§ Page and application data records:

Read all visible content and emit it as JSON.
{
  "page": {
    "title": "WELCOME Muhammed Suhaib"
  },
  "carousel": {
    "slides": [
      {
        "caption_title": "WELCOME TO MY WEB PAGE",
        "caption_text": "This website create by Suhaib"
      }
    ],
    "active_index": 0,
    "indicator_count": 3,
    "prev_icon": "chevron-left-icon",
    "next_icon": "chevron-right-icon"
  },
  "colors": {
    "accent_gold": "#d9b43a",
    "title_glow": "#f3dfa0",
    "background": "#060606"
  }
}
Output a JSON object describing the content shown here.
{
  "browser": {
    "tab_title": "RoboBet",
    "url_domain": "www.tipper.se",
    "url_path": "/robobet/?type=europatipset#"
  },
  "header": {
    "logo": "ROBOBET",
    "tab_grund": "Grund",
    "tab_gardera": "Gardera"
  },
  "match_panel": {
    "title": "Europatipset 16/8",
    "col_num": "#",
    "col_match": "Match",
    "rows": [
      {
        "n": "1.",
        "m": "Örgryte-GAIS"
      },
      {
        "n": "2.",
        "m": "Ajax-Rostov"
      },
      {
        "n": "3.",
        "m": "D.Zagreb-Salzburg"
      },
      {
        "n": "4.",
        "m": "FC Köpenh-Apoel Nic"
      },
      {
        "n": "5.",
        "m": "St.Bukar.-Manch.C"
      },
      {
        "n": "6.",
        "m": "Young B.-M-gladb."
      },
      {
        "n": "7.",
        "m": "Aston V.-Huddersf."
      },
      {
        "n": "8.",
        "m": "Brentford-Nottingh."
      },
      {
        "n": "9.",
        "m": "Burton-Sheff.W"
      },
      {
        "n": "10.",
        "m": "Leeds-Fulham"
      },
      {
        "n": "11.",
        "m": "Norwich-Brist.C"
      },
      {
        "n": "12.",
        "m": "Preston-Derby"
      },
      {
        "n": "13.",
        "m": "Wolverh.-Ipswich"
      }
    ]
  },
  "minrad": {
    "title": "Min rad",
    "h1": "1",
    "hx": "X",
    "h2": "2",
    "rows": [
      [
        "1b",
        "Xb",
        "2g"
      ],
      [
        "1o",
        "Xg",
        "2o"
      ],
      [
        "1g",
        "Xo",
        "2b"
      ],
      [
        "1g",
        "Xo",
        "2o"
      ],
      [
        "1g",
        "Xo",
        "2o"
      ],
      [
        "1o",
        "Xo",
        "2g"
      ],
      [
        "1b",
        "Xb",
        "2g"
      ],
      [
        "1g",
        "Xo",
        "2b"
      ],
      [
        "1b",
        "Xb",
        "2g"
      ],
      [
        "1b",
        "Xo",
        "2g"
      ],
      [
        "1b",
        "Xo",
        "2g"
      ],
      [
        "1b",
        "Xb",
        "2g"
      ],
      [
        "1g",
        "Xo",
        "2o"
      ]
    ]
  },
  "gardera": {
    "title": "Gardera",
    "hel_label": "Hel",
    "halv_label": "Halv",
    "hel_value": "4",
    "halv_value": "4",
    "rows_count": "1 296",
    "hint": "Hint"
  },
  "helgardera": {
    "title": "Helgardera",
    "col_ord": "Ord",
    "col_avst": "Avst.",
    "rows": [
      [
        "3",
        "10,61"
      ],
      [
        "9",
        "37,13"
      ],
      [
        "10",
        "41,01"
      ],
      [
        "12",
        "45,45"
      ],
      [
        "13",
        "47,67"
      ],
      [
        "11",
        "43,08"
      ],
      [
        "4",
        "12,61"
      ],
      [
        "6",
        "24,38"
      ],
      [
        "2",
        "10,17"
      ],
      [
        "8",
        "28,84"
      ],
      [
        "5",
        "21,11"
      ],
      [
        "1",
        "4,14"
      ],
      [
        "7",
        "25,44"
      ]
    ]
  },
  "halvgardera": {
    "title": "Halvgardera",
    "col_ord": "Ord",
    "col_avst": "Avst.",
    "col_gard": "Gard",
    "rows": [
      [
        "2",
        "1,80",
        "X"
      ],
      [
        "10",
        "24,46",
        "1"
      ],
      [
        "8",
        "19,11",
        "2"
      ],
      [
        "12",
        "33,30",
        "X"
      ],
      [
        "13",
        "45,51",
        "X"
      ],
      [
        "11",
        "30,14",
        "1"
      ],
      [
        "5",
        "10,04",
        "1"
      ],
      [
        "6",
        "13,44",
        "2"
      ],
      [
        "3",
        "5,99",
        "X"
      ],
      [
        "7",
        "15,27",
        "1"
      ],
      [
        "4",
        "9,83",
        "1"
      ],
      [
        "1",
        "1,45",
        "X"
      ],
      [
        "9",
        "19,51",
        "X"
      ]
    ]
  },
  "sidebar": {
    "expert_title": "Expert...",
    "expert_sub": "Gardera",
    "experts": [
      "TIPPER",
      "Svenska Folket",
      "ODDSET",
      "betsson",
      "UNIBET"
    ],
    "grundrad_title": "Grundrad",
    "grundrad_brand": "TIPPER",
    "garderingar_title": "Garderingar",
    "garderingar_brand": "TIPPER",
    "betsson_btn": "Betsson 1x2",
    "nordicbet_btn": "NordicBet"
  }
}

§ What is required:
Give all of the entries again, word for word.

§ Output:
Read all visible content and emit it as JSON.
{
  "page": {
    "title": "WELCOME Muhammed Suhaib"
  },
  "carousel": {
    "slides": [
      {
        "caption_title": "WELCOME TO MY WEB PAGE",
        "caption_text": "This website create by Suhaib"
      }
    ],
    "active_index": 0,
    "indicator_count": 3,
    "prev_icon": "chevron-left-icon",
    "next_icon": "chevron-right-icon"
  },
  "colors": {
    "accent_gold": "#d9b43a",
    "title_glow": "#f3dfa0",
    "background": "#060606"
  }
}
Output a JSON object describing the content shown here.
{
  "browser": {
    "tab_title": "RoboBet",
    "url_domain": "www.tipper.se",
    "url_path": "/robobet/?type=europatipset#"
  },
  "header": {
    "logo": "ROBOBET",
    "tab_grund": "Grund",
    "tab_gardera": "Gardera"
  },
  "match_panel": {
    "title": "Europatipset 16/8",
    "col_num": "#",
    "col_match": "Match",
    "rows": [
      {
        "n": "1.",
        "m": "Örgryte-GAIS"
      },
      {
        "n": "2.",
        "m": "Ajax-Rostov"
      },
      {
        "n": "3.",
        "m": "D.Zagreb-Salzburg"
      },
      {
        "n": "4.",
        "m": "FC Köpenh-Apoel Nic"
      },
      {
        "n": "5.",
        "m": "St.Bukar.-Manch.C"
      },
      {
        "n": "6.",
        "m": "Young B.-M-gladb."
      },
      {
        "n": "7.",
        "m": "Aston V.-Huddersf."
      },
      {
        "n": "8.",
        "m": "Brentford-Nottingh."
      },
      {
        "n": "9.",
        "m": "Burton-Sheff.W"
      },
      {
        "n": "10.",
        "m": "Leeds-Fulham"
      },
      {
        "n": "11.",
        "m": "Norwich-Brist.C"
      },
      {
        "n": "12.",
        "m": "Preston-Derby"
      },
      {
        "n": "13.",
        "m": "Wolverh.-Ipswich"
      }
    ]
  },
  "minrad": {
    "title": "Min rad",
    "h1": "1",
    "hx": "X",
    "h2": "2",
    "rows": [
      [
        "1b",
        "Xb",
        "2g"
      ],
      [
        "1o",
        "Xg",
        "2o"
      ],
      [
        "1g",
        "Xo",
        "2b"
      ],
      [
        "1g",
        "Xo",
        "2o"
      ],
      [
        "1g",
        "Xo",
        "2o"
      ],
      [
        "1o",
        "Xo",
        "2g"
      ],
      [
        "1b",
        "Xb",
        "2g"
      ],
      [
        "1g",
        "Xo",
        "2b"
      ],
      [
        "1b",
        "Xb",
        "2g"
      ],
      [
        "1b",
        "Xo",
        "2g"
      ],
      [
        "1b",
        "Xo",
        "2g"
      ],
      [
        "1b",
        "Xb",
        "2g"
      ],
      [
        "1g",
        "Xo",
        "2o"
      ]
    ]
  },
  "gardera": {
    "title": "Gardera",
    "hel_label": "Hel",
    "halv_label": "Halv",
    "hel_value": "4",
    "halv_value": "4",
    "rows_count": "1 296",
    "hint": "Hint"
  },
  "helgardera": {
    "title": "Helgardera",
    "col_ord": "Ord",
    "col_avst": "Avst.",
    "rows": [
      [
        "3",
        "10,61"
      ],
      [
        "9",
        "37,13"
      ],
      [
        "10",
        "41,01"
      ],
      [
        "12",
        "45,45"
      ],
      [
        "13",
        "47,67"
      ],
      [
        "11",
        "43,08"
      ],
      [
        "4",
        "12,61"
      ],
      [
        "6",
        "24,38"
      ],
      [
        "2",
        "10,17"
      ],
      [
        "8",
        "28,84"
      ],
      [
        "5",
        "21,11"
      ],
      [
        "1",
        "4,14"
      ],
      [
        "7",
        "25,44"
      ]
    ]
  },
  "halvgardera": {
    "title": "Halvgardera",
    "col_ord": "Ord",
    "col_avst": "Avst.",
    "col_gard": "Gard",
    "rows": [
      [
        "2",
        "1,80",
        "X"
      ],
      [
        "10",
        "24,46",
        "1"
      ],
      [
        "8",
        "19,11",
        "2"
      ],
      [
        "12",
        "33,30",
        "X"
      ],
      [
        "13",
        "45,51",
        "X"
      ],
      [
        "11",
        "30,14",
        "1"
      ],
      [
        "5",
        "10,04",
        "1"
      ],
      [
        "6",
        "13,44",
        "2"
      ],
      [
        "3",
        "5,99",
        "X"
      ],
      [
        "7",
        "15,27",
        "1"
      ],
      [
        "4",
        "9,83",
        "1"
      ],
      [
        "1",
        "1,45",
        "X"
      ],
      [
        "9",
        "19,51",
        "X"
      ]
    ]
  },
  "sidebar": {
    "expert_title": "Expert...",
    "expert_sub": "Gardera",
    "experts": [
      "TIPPER",
      "Svenska Folket",
      "ODDSET",
      "betsson",
      "UNIBET"
    ],
    "grundrad_title": "Grundrad",
    "grundrad_brand": "TIPPER",
    "garderingar_title": "Garderingar",
    "garderingar_brand": "TIPPER",
    "betsson_btn": "Betsson 1x2",
    "nordicbet_btn": "NordicBet"
  }
}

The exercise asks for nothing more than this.